There is a lot one can do on Haida Gwaii, but I am so tired of driving and so starved for quiet time outdoors that I go in search of hikes nearby. The Golden Spruce Trail is a short drive down the logging road from town.

It is an easy walk through beautiful woods to the Yakoun River. On the far shore lies the dead top of the once-glorious Golden Spruce, whose story is told beautifully in John Vaillant’s book by that title. From that point I head upriver through the woods, following a small dirt path. The woods are classic west coast rainforest with huge old growth trees, huge logs, huge lumps of old man’s beard (moss), and hugely brilliant greens. The river is swift and quiet, with huge fallen trees scattered about. Even the blades of grass grow huge. It is like a land of giants. I walk though this listening to the sounds: eagle, frogs, forest birds I can’t name. Then there is a different sound. It might be a bird, but some part of my brain says, “Big Cat.” I stop abruptly. Cougar?? Are there cougars on Haida Gwaii? I don’t know, but supposing there were, I suddenly feel small and bite-sized in this gigantic landscape. I decide to err on the side of caution. I am, after all, out here all by myself. I head back carefully, wondering if one is supposed to look a cougar in the eyes or not look a cougar in the eyes. I unzip my jacket, spread it like wings, practice looking big (just in case).


At the B&B, Lorette laughs and assures me that there are no cougars here, and the bears stay away from the villages. This explains why nobody has shown even the slightest concern about me wandering off into the woods alone. Lorette and I have a good chat and end up at the pub. There’s a crowd of earthy young folks huddled around beers and I recognize my tree-planting friends from my first day here, back in Sandspit. They’ve been moved to this area now. I’m surprised how happy I am to see them again.

Haida Gwaii is an archipelago of two major islands and about 150 small ones, but to someone from the city it feels like one big village. In Masset, I get together with my high school friend’s cousin. (We were put in touch with each other by her aunt.) It is delightful to meet her, and the world gets smaller when it turns out her partner is a cousin of my storyteller friend Kung Jaadee, also of Masset. Kung Jaadee herself, it turns out, is friends with my friend Liz in Victoria. And with my friend Susan in Vancouver. And so forth. If this is a land where things grow to gigantic size, it is also a land where fine, invisible webs are brought to the light.

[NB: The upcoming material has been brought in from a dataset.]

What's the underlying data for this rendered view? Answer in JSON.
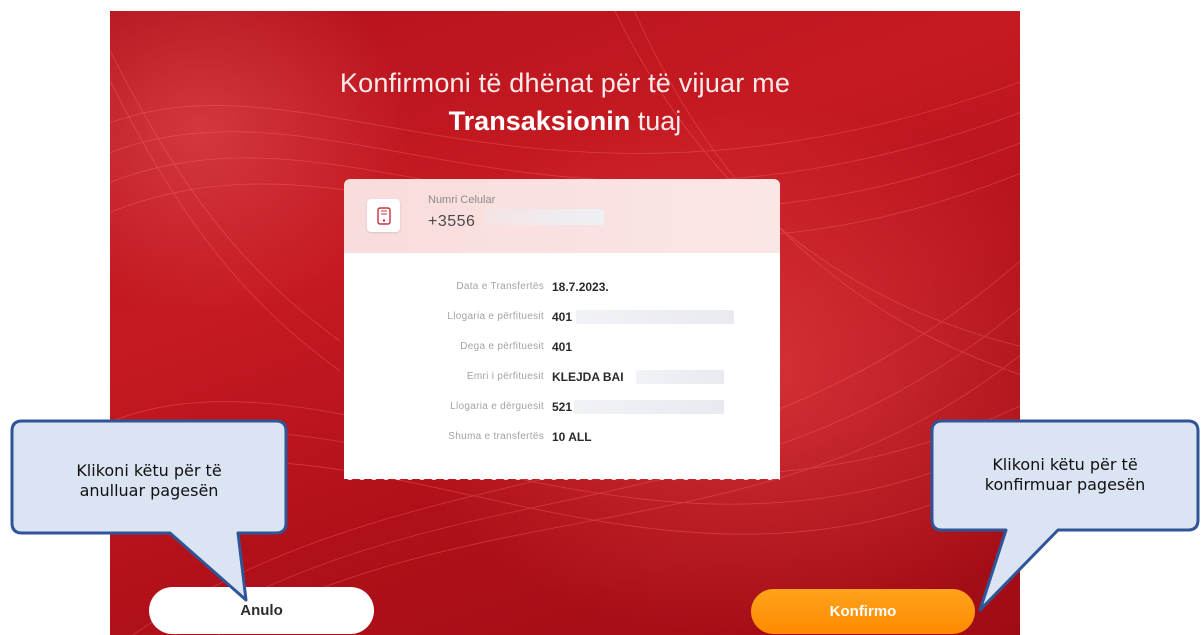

On my last day on Haida Gwaii, I go back to the path that follows the banks of the Yakoun and follow it for an hour upriver until the trail disappears into marsh. I sit on a log at the water’s edge in fine drizzle and think about “lasts.” I’ve thought about this a lot since my father died two months ago. At some point, there will be a breath which will be my last breath. There will by a last heart beat, a last day. A last word spoken, a last visit with a loved one. A last bike ride, a last trip to the grocery store, a last time I sing. Dance. Sleep. Wake up. In fact, everything I do could be the last time I do it. This is absurdly obvious, but it shakes me like thunder as I sit there on that log. I’ve always assumed that any beautiful place I visit, I can return to and see again. But the truth is, this could be my last time here. It could even be my last walk. (For that matter, this could be my last thought.)

Across the river, a kingfisher dives.  I pull off my shoes and socks, stuff them into my pack, step into the water and wade for long enough to feel the cold in my bones. Then I turn to the path and let my bare feet walk me back through the woods, over moss, between giant logs, through mucky puddles and soft black soil, decayed cedar, balsam, spruce. I startle a resting doe who scrambles to her feet 3 meters away. (Actually we startle each other.) We both stand still, looking at each other without moving, then she turns and picks her way deeper into the dark forest where she disappears among gigantic trees.

Now, back at the B&B, it is nighttime. Early in the morning, I will drive an hour to the ferry for a daytime sailing back to Prince Rupert. Amazingly, the skies are clear; frogs sing by moonlight under the stars.